In the past few weeks, we’ve seen a rash of issues rear their ugly heads in the technology industry. Google integrating Google+ into search results, and unifying its privacy policies. Path and its privacy issues. The state of low-quality link-bait blogging. Apple, Foxconn and working practices. Finally, today, the Wall Street Journal publishing a report accusing dozens of websites – including Google – of circumventing security measures for the tracking of users.
The common denominator of each of these situations isn’t that the companies are evil, or that the shareholders demand too much from executives. Instead, the common denominator is that all of the above products are cheaper, better or free as a result of shortcuts. Shortcuts that were implemented because of demands from users, customers and consumers. That means that in the end, one person is at fault for these ‘scandals’:
You (and me).

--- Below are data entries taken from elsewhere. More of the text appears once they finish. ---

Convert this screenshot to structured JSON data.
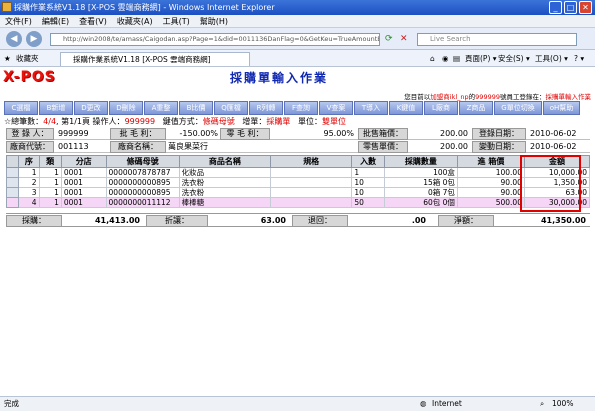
{
  "window": {
    "title": "採購作業系統V1.18 [X-POS 雲端商務網] - Windows Internet Explorer",
    "min": "_",
    "max": "□",
    "close": "✕"
  },
  "menu": [
    "文件(F)",
    "編輯(E)",
    "查看(V)",
    "收藏夾(A)",
    "工具(T)",
    "幫助(H)"
  ],
  "address": {
    "url": "http://win2008/te/amass/Caigodan.asp?Page=1&did=0011136DanFlag=0&GetKeu=TrueAmountExn=True",
    "search_placeholder": "Live Search"
  },
  "tabs": {
    "favorites": "收藏夾",
    "active": "採購作業系統V1.18 [X-POS 雲端商務網]",
    "tools_page": "頁面(P) ▾",
    "tools_safety": "安全(S) ▾",
    "tools_tools": "工具(O) ▾",
    "tools_help": "? ▾"
  },
  "app": {
    "logo": "X-POS",
    "form_title": "採購單輸入作業"
  },
  "notice": {
    "prefix": "您目前以",
    "user": "加盟商ikl_np",
    "mid": "的",
    "code": "999999",
    "suffix": "號員工登錄在：",
    "location": "採購單輸入作業"
  },
  "toolbar": [
    "C選檔",
    "B新增",
    "D更改",
    "D刪除",
    "A重整",
    "B比價",
    "Q匯檔",
    "R列轉",
    "F查詢",
    "V查案",
    "T導入",
    "K鍵值",
    "L廠商",
    "Z商品",
    "G單位切換",
    "oH幫助"
  ],
  "info": {
    "total_prefix": "☆總筆數：",
    "total": "4/4",
    "page_prefix": ", 第",
    "page": "1/1",
    "page_suffix": "頁  操作人：",
    "operator": "999999",
    "keymode_label": "鍵值方式：",
    "keymode": "條碼母號",
    "addtype_label": "增單：",
    "addtype": "採購單",
    "unit_label": "單位：",
    "unit": "雙單位"
  },
  "header": {
    "login_person_label": "登 錄 人：",
    "login_person": "999999",
    "gross_margin_label": "批 毛 利：",
    "gross_margin": "-150.00%",
    "retail_margin_label": "零 毛 利：",
    "retail_margin": "95.00%",
    "wholesale_price_label": "批售箱價：",
    "wholesale_price": "200.00",
    "login_date_label": "登錄日期：",
    "login_date": "2010-06-02",
    "vendor_code_label": "廠商代號：",
    "vendor_code": "001113",
    "vendor_name_label": "廠商名稱：",
    "vendor_name": "萬良果菜行",
    "retail_price_label": "零售單價：",
    "retail_price": "200.00",
    "change_date_label": "變動日期：",
    "change_date": "2010-06-02"
  },
  "table": {
    "columns": [
      "序",
      "類",
      "分店",
      "條碼母號",
      "商品名稱",
      "規格",
      "入數",
      "採購數量",
      "進 箱價",
      "金額"
    ],
    "rows": [
      {
        "seq": "1",
        "type": "1",
        "store": "0001",
        "barcode": "0000007878787",
        "name": "化妝品",
        "spec": "",
        "qty_in": "1",
        "qty": "100盒",
        "price": "100.00",
        "amount": "10,000.00",
        "selected": false
      },
      {
        "seq": "2",
        "type": "1",
        "store": "0001",
        "barcode": "0000000000895",
        "name": "洗衣粉",
        "spec": "",
        "qty_in": "10",
        "qty": "15箱    0包",
        "price": "90.00",
        "amount": "1,350.00",
        "selected": false
      },
      {
        "seq": "3",
        "type": "1",
        "store": "0001",
        "barcode": "0000000000895",
        "name": "洗衣粉",
        "spec": "",
        "qty_in": "10",
        "qty": "0箱    7包",
        "price": "90.00",
        "amount": "63.00",
        "selected": false
      },
      {
        "seq": "4",
        "type": "1",
        "store": "0001",
        "barcode": "0000000011112",
        "name": "棒棒糖",
        "spec": "",
        "qty_in": "50",
        "qty": "60包    0個",
        "price": "500.00",
        "amount": "30,000.00",
        "selected": true
      }
    ]
  },
  "totals": {
    "purchase_label": "採購：",
    "purchase": "41,413.00",
    "discount_label": "折讓：",
    "discount": "63.00",
    "return_label": "退回：",
    "return": ".00",
    "net_label": "淨額：",
    "net": "41,350.00"
  },
  "status": {
    "left": "完成",
    "zone": "Internet",
    "zoom": "100%"
  }
}
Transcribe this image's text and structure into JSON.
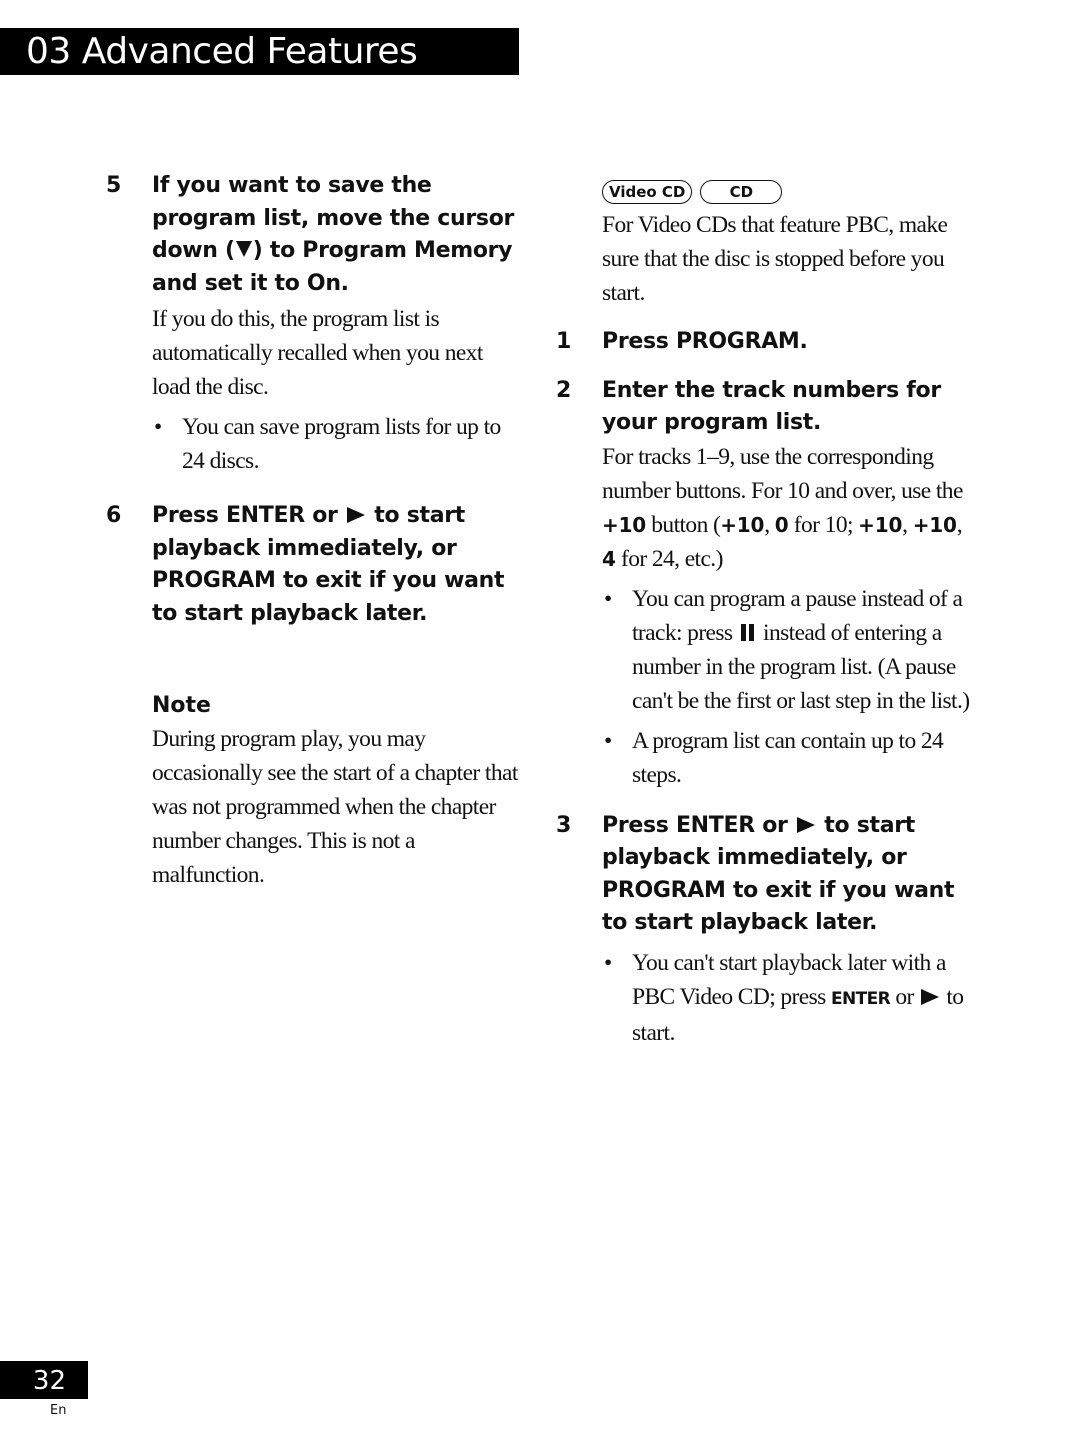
{
  "header": {
    "title": "03 Advanced Features"
  },
  "left": {
    "step5": {
      "num": "5",
      "head_before": "If you want to save the program list, move the cursor down (",
      "head_after": ") to Program Memory and set it to On.",
      "body": "If you do this, the program list is automatically recalled when you next load the disc.",
      "bullet": "You can save program lists for up to 24 discs."
    },
    "step6": {
      "num": "6",
      "head_before": "Press ENTER or ",
      "head_after": " to start playback immediately, or PROGRAM to exit if you want to start playback later."
    },
    "note": {
      "title": "Note",
      "body": "During program play, you may occasionally see the start of a chapter that was not programmed when the chapter number changes. This is not a malfunction."
    }
  },
  "right": {
    "badges": [
      "Video CD",
      "CD"
    ],
    "intro": "For Video CDs that feature PBC, make sure that the disc is stopped before you start.",
    "step1": {
      "num": "1",
      "head": "Press PROGRAM."
    },
    "step2": {
      "num": "2",
      "head": "Enter the track numbers for your program list.",
      "body_1": "For tracks 1–9, use the corresponding number buttons. For 10 and over, use the ",
      "kw_plus10": "+10",
      "body_2": " button (",
      "kw_a": "+10",
      "sep_1": ", ",
      "kw_b": "0",
      "body_3": " for 10; ",
      "kw_c": "+10",
      "sep_2": ", ",
      "kw_d": "+10",
      "sep_3": ", ",
      "kw_e": "4",
      "body_4": " for 24, etc.)",
      "bullet1_before": "You can program a pause instead of a track: press ",
      "bullet1_after": " instead of entering a number in the program list. (A pause can't be the first or last step in the list.)",
      "bullet2": "A program list can contain up to 24 steps."
    },
    "step3": {
      "num": "3",
      "head_before": "Press ENTER or ",
      "head_after": " to start playback immediately, or PROGRAM to exit if you want to start playback later.",
      "bullet_before": "You can't start playback later with a PBC Video CD; press ",
      "bullet_kw": "ENTER",
      "bullet_mid": " or ",
      "bullet_after": " to start."
    }
  },
  "footer": {
    "page_number": "32",
    "language": "En"
  },
  "icons": {
    "bullet": "•"
  }
}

For a bit of back story, let’s look at one of the biggest providers of free software: Google. Google is successful because it organizes information, whether it is a webpage, a list of directions or an email. It sorts it, organizes it, simplifies it and then provides it for free. However, Google is still a company and needs to make money somewhere. What does Google ask for in exchange for this neatly packaged public information? Private, personal information. This is a deal every user of Google makes, whether they know it or not.
What do people choose? The vast majority choose not to pay attention to this. Instead, they make use of Google, Facebook and Twitter with the expectation that the services are free and always will remain so. They buy relatively inexpensive iPads that take advantage of loose labor laws in China, in exchange for cheaper devices that reach the market quicker. Then, when The New York Times or The Wall Street Journal publishes a report about “breaches of user trust”, people blow a gasket. Do you know why these companies do these things time and time again? They need to, to remain competitive and to satisfy the customer’s demands. If we were paying for Google Search, Google wouldn’t be putting ads up, now would it?
Not only is this behavior par for the course on both sides of the table, but it is also damaging to the technology ecosystem in the long run. New companies are forced to create products that are free and simple, yet must do so without the backing of a major corporation like Google.
Take, for example, Path. The company relaunched its marquee application with an intuitive design and a near seamless experience. One of the important features is the “finding friends” section. To make this is painless as possible for the user – as the user
demands expects – Path automated the process. This speeds up the task, makes it appear magical for the user, and simplifies the application (simple is somewhat of a buzzword in the technology community right now). Why did Path do this? So that it could make the best application it knew how to. The type of application the user expects.
That’s just one application, but it extends to almost every other application. When you are developing the next big thing, you are faced with three demands. The first is that no one wants to pay even $0.99 for a useful application, so you must find another way to make money (we’re not getting into the fact that the device it runs on costs hundreds of dollars). The second is that users expect everything to be free, because that is what they’ve been conditioned to expect from any number of large companies. The third is that it must be an amazing and revolutionary application. Seems impossible to make an amazing application for free, doesn’t it? Well, it is.
Now, with companies like Apple, its products are clearly not free. However, that does not mean Apple isn’t making compromises to keep customers happy. Rather, Apple maintains relations with Chinese factories because they are cheaper, but also because they are faster. This is a topic that The New York Times covered recently, and it is reinforced every time you see a factory come online in China and whip out 100,000 iPads per day. Why does Apple do this? Because the customer wants an iPad, and they want it right now.
With these demands being placed on companies, we should all remember something in the future. Google offers you free email. Facebook offers you access to your friends. Path gives you a seamless experience. Apple provides cheaper hardware with quick turnaround. They do all of these things because you, the user, the customer, the consumer, demanded it.
You did it because you are impatient – I did too! – and because you don’t want to spend money. These are reasonable excuses, but we have to remember something. These are still companies, and although we don’t have to pay money, we pay for it with something else.
We should remember this, because nothing is for free.